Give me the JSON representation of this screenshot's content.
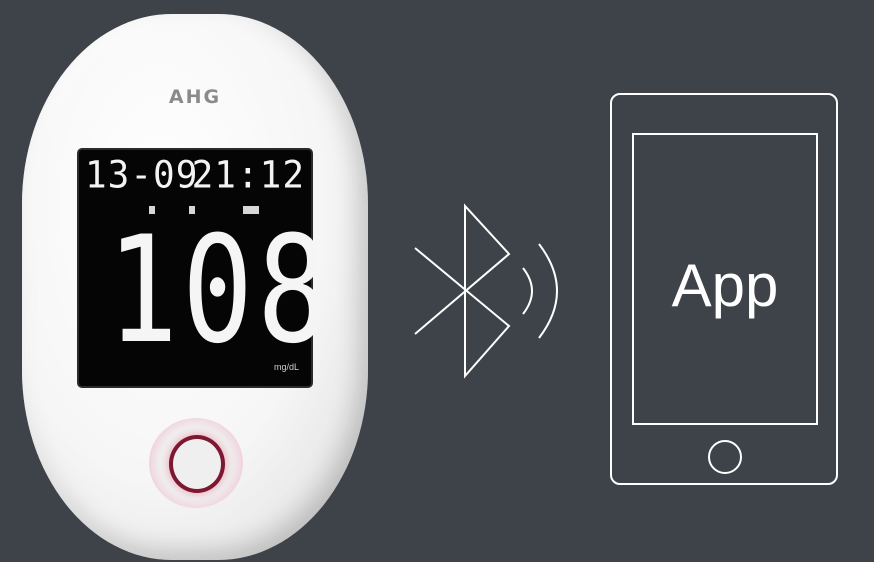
{
  "meter": {
    "brand": "AHG",
    "date": "13-09",
    "time": "21:12",
    "reading": "108",
    "unit": "mg/dL"
  },
  "tablet": {
    "label": "App"
  },
  "colors": {
    "background": "#3e4349",
    "line": "#ffffff",
    "button_ring": "#7c1830"
  },
  "icons": [
    "bluetooth-icon",
    "signal-waves-icon",
    "power-button-icon",
    "home-button-icon"
  ]
}
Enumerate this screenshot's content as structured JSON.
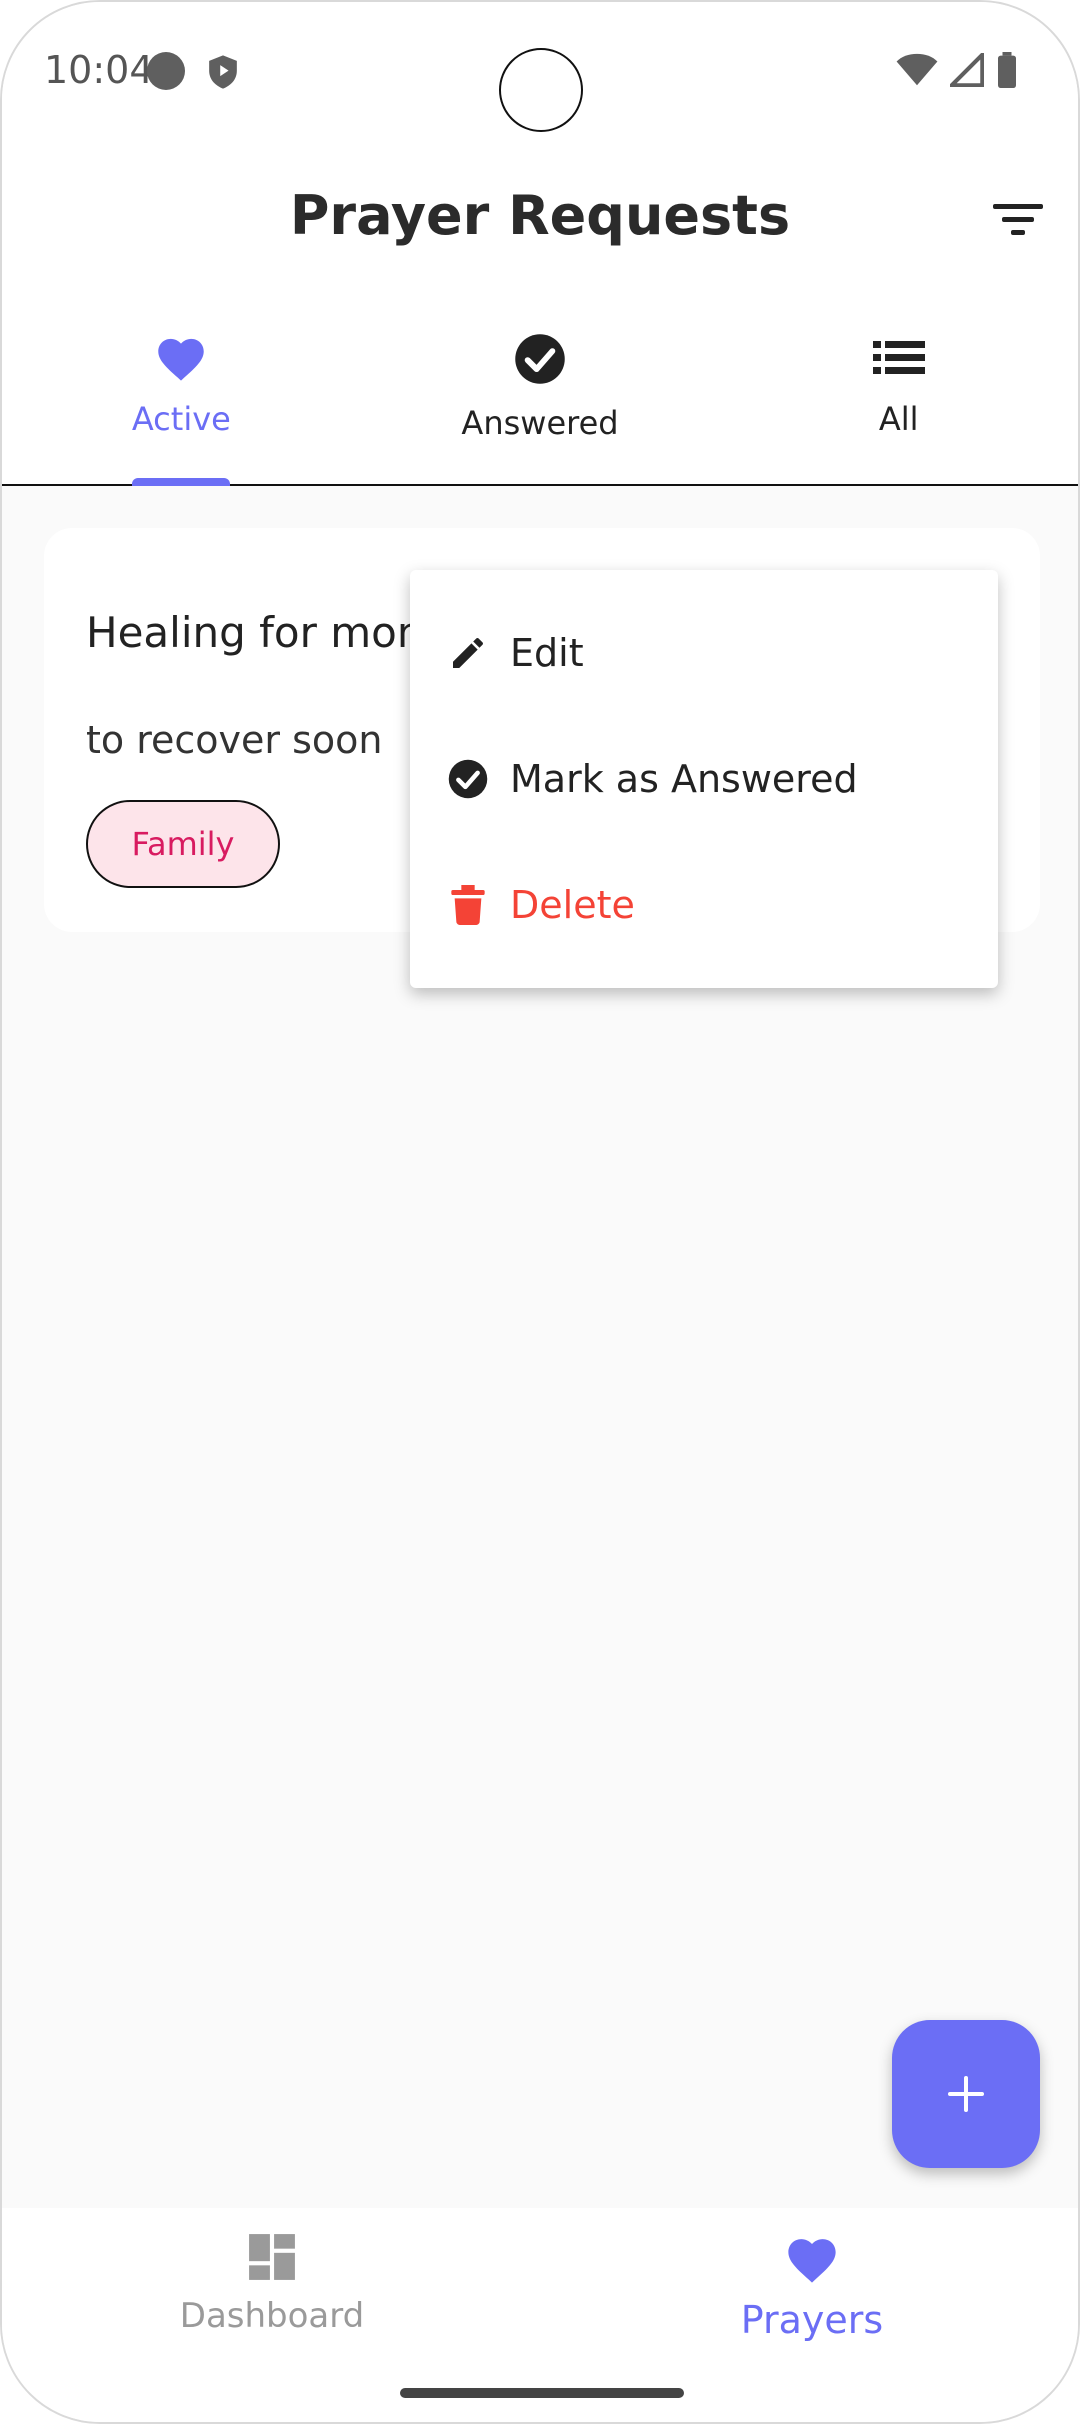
{
  "status_bar": {
    "time": "10:04",
    "icons": [
      "circle-icon",
      "shield-icon",
      "wifi-icon",
      "signal-icon",
      "battery-icon"
    ]
  },
  "app_bar": {
    "title": "Prayer Requests",
    "filter_icon": "filter-icon"
  },
  "tabs": [
    {
      "label": "Active",
      "icon": "heart-icon",
      "selected": true
    },
    {
      "label": "Answered",
      "icon": "check-circle-icon",
      "selected": false
    },
    {
      "label": "All",
      "icon": "list-icon",
      "selected": false
    }
  ],
  "card": {
    "title": "Healing for mom",
    "description": "to recover soon",
    "chip": "Family"
  },
  "menu": {
    "items": [
      {
        "label": "Edit",
        "icon": "pencil-icon"
      },
      {
        "label": "Mark as Answered",
        "icon": "check-circle-icon"
      },
      {
        "label": "Delete",
        "icon": "trash-icon"
      }
    ]
  },
  "fab": {
    "icon": "plus-icon"
  },
  "bottom_nav": {
    "items": [
      {
        "label": "Dashboard",
        "icon": "dashboard-icon",
        "selected": false
      },
      {
        "label": "Prayers",
        "icon": "heart-icon",
        "selected": true
      }
    ]
  },
  "colors": {
    "accent": "#6b6ef5",
    "danger": "#f44336",
    "chip_text": "#d81b60",
    "chip_bg": "#fde4ea",
    "background": "#fafafa"
  }
}
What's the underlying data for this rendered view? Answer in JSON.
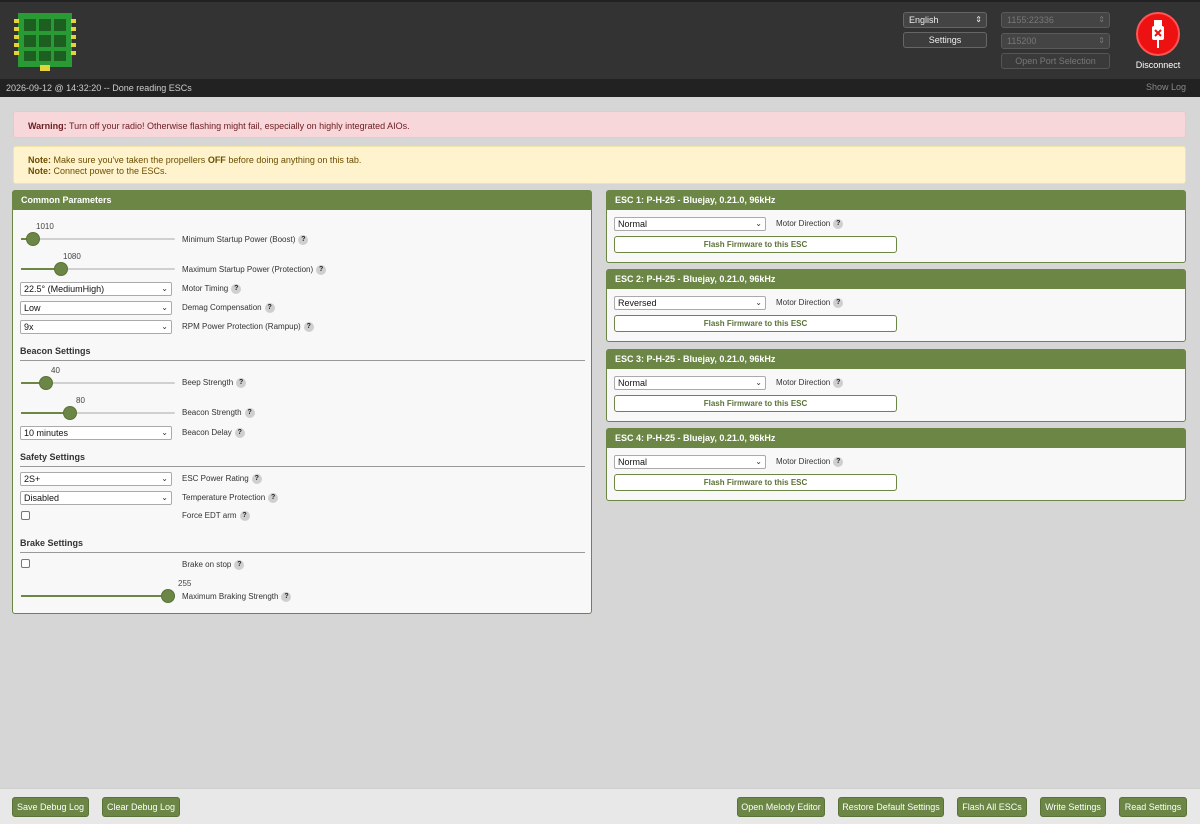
{
  "header": {
    "language": "English",
    "port": "1155:22336",
    "baud": "115200",
    "settings_label": "Settings",
    "open_port_label": "Open Port Selection",
    "disconnect_label": "Disconnect"
  },
  "log": {
    "text": "2026-09-12 @ 14:32:20 -- Done reading ESCs",
    "show_log": "Show Log"
  },
  "alerts": {
    "warning_bold": "Warning:",
    "warning_text": " Turn off your radio! Otherwise flashing might fail, especially on highly integrated AIOs.",
    "note1_bold": "Note:",
    "note1_text_a": " Make sure you've taken the propellers ",
    "note1_off": "OFF",
    "note1_text_b": " before doing anything on this tab.",
    "note2_bold": "Note:",
    "note2_text": " Connect power to the ESCs."
  },
  "common": {
    "title": "Common Parameters",
    "min_startup": {
      "value": "1010",
      "label": "Minimum Startup Power (Boost)",
      "fraction": 0.08
    },
    "max_startup": {
      "value": "1080",
      "label": "Maximum Startup Power (Protection)",
      "fraction": 0.26
    },
    "motor_timing": {
      "value": "22.5° (MediumHigh)",
      "label": "Motor Timing"
    },
    "demag": {
      "value": "Low",
      "label": "Demag Compensation"
    },
    "rpm_protection": {
      "value": "9x",
      "label": "RPM Power Protection (Rampup)"
    },
    "beacon": {
      "title": "Beacon Settings",
      "beep_strength": {
        "value": "40",
        "label": "Beep Strength",
        "fraction": 0.16
      },
      "beacon_strength": {
        "value": "80",
        "label": "Beacon Strength",
        "fraction": 0.32
      },
      "beacon_delay": {
        "value": "10 minutes",
        "label": "Beacon Delay"
      }
    },
    "safety": {
      "title": "Safety Settings",
      "power_rating": {
        "value": "2S+",
        "label": "ESC Power Rating"
      },
      "temp_protection": {
        "value": "Disabled",
        "label": "Temperature Protection"
      },
      "force_edt": {
        "label": "Force EDT arm",
        "checked": false
      }
    },
    "brake": {
      "title": "Brake Settings",
      "brake_on_stop": {
        "label": "Brake on stop",
        "checked": false
      },
      "max_braking": {
        "value": "255",
        "label": "Maximum Braking Strength",
        "fraction": 1.0
      }
    }
  },
  "escs": [
    {
      "title": "ESC 1: P-H-25 - Bluejay, 0.21.0, 96kHz",
      "direction": "Normal",
      "direction_label": "Motor Direction",
      "flash_label": "Flash Firmware to this ESC"
    },
    {
      "title": "ESC 2: P-H-25 - Bluejay, 0.21.0, 96kHz",
      "direction": "Reversed",
      "direction_label": "Motor Direction",
      "flash_label": "Flash Firmware to this ESC"
    },
    {
      "title": "ESC 3: P-H-25 - Bluejay, 0.21.0, 96kHz",
      "direction": "Normal",
      "direction_label": "Motor Direction",
      "flash_label": "Flash Firmware to this ESC"
    },
    {
      "title": "ESC 4: P-H-25 - Bluejay, 0.21.0, 96kHz",
      "direction": "Normal",
      "direction_label": "Motor Direction",
      "flash_label": "Flash Firmware to this ESC"
    }
  ],
  "footer": {
    "save_debug": "Save Debug Log",
    "clear_debug": "Clear Debug Log",
    "melody": "Open Melody Editor",
    "restore": "Restore Default Settings",
    "flash_all": "Flash All ESCs",
    "write": "Write Settings",
    "read": "Read Settings"
  },
  "help_glyph": "?",
  "colors": {
    "accent": "#6b8645",
    "header": "#333333",
    "disconnect": "#ee1111"
  },
  "icons": {
    "logo": "esc-board-icon",
    "disconnect": "usb-disconnect-icon",
    "help": "help-icon"
  }
}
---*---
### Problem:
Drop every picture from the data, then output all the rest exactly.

### Reply to the exercise:
Give me the JSON representation of this screenshot's content.
{
  "meter": {
    "brand": "AHG",
    "date": "13-09",
    "time": "21:12",
    "reading": "108",
    "unit": "mg/dL"
  },
  "tablet": {
    "label": "App"
  },
  "colors": {
    "background": "#3e4349",
    "line": "#ffffff",
    "button_ring": "#7c1830"
  },
  "icons": [
    "bluetooth-icon",
    "signal-waves-icon",
    "power-button-icon",
    "home-button-icon"
  ]
}
Enumerate this screenshot's content as structured JSON.
{
  "status_bar": {
    "time": "10:04",
    "icons": [
      "circle-icon",
      "shield-icon",
      "wifi-icon",
      "signal-icon",
      "battery-icon"
    ]
  },
  "app_bar": {
    "title": "Prayer Requests",
    "filter_icon": "filter-icon"
  },
  "tabs": [
    {
      "label": "Active",
      "icon": "heart-icon",
      "selected": true
    },
    {
      "label": "Answered",
      "icon": "check-circle-icon",
      "selected": false
    },
    {
      "label": "All",
      "icon": "list-icon",
      "selected": false
    }
  ],
  "card": {
    "title": "Healing for mom",
    "description": "to recover soon",
    "chip": "Family"
  },
  "menu": {
    "items": [
      {
        "label": "Edit",
        "icon": "pencil-icon"
      },
      {
        "label": "Mark as Answered",
        "icon": "check-circle-icon"
      },
      {
        "label": "Delete",
        "icon": "trash-icon"
      }
    ]
  },
  "fab": {
    "icon": "plus-icon"
  },
  "bottom_nav": {
    "items": [
      {
        "label": "Dashboard",
        "icon": "dashboard-icon",
        "selected": false
      },
      {
        "label": "Prayers",
        "icon": "heart-icon",
        "selected": true
      }
    ]
  },
  "colors": {
    "accent": "#6b6ef5",
    "danger": "#f44336",
    "chip_text": "#d81b60",
    "chip_bg": "#fde4ea",
    "background": "#fafafa"
  }
}
What's the underlying data for this rendered view? Answer in JSON.
{
  "header": {
    "language": "English",
    "port": "1155:22336",
    "baud": "115200",
    "settings_label": "Settings",
    "open_port_label": "Open Port Selection",
    "disconnect_label": "Disconnect"
  },
  "log": {
    "text": "2026-09-12 @ 14:32:20 -- Done reading ESCs",
    "show_log": "Show Log"
  },
  "alerts": {
    "warning_bold": "Warning:",
    "warning_text": " Turn off your radio! Otherwise flashing might fail, especially on highly integrated AIOs.",
    "note1_bold": "Note:",
    "note1_text_a": " Make sure you've taken the propellers ",
    "note1_off": "OFF",
    "note1_text_b": " before doing anything on this tab.",
    "note2_bold": "Note:",
    "note2_text": " Connect power to the ESCs."
  },
  "common": {
    "title": "Common Parameters",
    "min_startup": {
      "value": "1010",
      "label": "Minimum Startup Power (Boost)",
      "fraction": 0.08
    },
    "max_startup": {
      "value": "1080",
      "label": "Maximum Startup Power (Protection)",
      "fraction": 0.26
    },
    "motor_timing": {
      "value": "22.5° (MediumHigh)",
      "label": "Motor Timing"
    },
    "demag": {
      "value": "Low",
      "label": "Demag Compensation"
    },
    "rpm_protection": {
      "value": "9x",
      "label": "RPM Power Protection (Rampup)"
    },
    "beacon": {
      "title": "Beacon Settings",
      "beep_strength": {
        "value": "40",
        "label": "Beep Strength",
        "fraction": 0.16
      },
      "beacon_strength": {
        "value": "80",
        "label": "Beacon Strength",
        "fraction": 0.32
      },
      "beacon_delay": {
        "value": "10 minutes",
        "label": "Beacon Delay"
      }
    },
    "safety": {
      "title": "Safety Settings",
      "power_rating": {
        "value": "2S+",
        "label": "ESC Power Rating"
      },
      "temp_protection": {
        "value": "Disabled",
        "label": "Temperature Protection"
      },
      "force_edt": {
        "label": "Force EDT arm",
        "checked": false
      }
    },
    "brake": {
      "title": "Brake Settings",
      "brake_on_stop": {
        "label": "Brake on stop",
        "checked": false
      },
      "max_braking": {
        "value": "255",
        "label": "Maximum Braking Strength",
        "fraction": 1.0
      }
    }
  },
  "escs": [
    {
      "title": "ESC 1: P-H-25 - Bluejay, 0.21.0, 96kHz",
      "direction": "Normal",
      "direction_label": "Motor Direction",
      "flash_label": "Flash Firmware to this ESC"
    },
    {
      "title": "ESC 2: P-H-25 - Bluejay, 0.21.0, 96kHz",
      "direction": "Reversed",
      "direction_label": "Motor Direction",
      "flash_label": "Flash Firmware to this ESC"
    },
    {
      "title": "ESC 3: P-H-25 - Bluejay, 0.21.0, 96kHz",
      "direction": "Normal",
      "direction_label": "Motor Direction",
      "flash_label": "Flash Firmware to this ESC"
    },
    {
      "title": "ESC 4: P-H-25 - Bluejay, 0.21.0, 96kHz",
      "direction": "Normal",
      "direction_label": "Motor Direction",
      "flash_label": "Flash Firmware to this ESC"
    }
  ],
  "footer": {
    "save_debug": "Save Debug Log",
    "clear_debug": "Clear Debug Log",
    "melody": "Open Melody Editor",
    "restore": "Restore Default Settings",
    "flash_all": "Flash All ESCs",
    "write": "Write Settings",
    "read": "Read Settings"
  },
  "help_glyph": "?",
  "colors": {
    "accent": "#6b8645",
    "header": "#333333",
    "disconnect": "#ee1111"
  },
  "icons": {
    "logo": "esc-board-icon",
    "disconnect": "usb-disconnect-icon",
    "help": "help-icon"
  }
}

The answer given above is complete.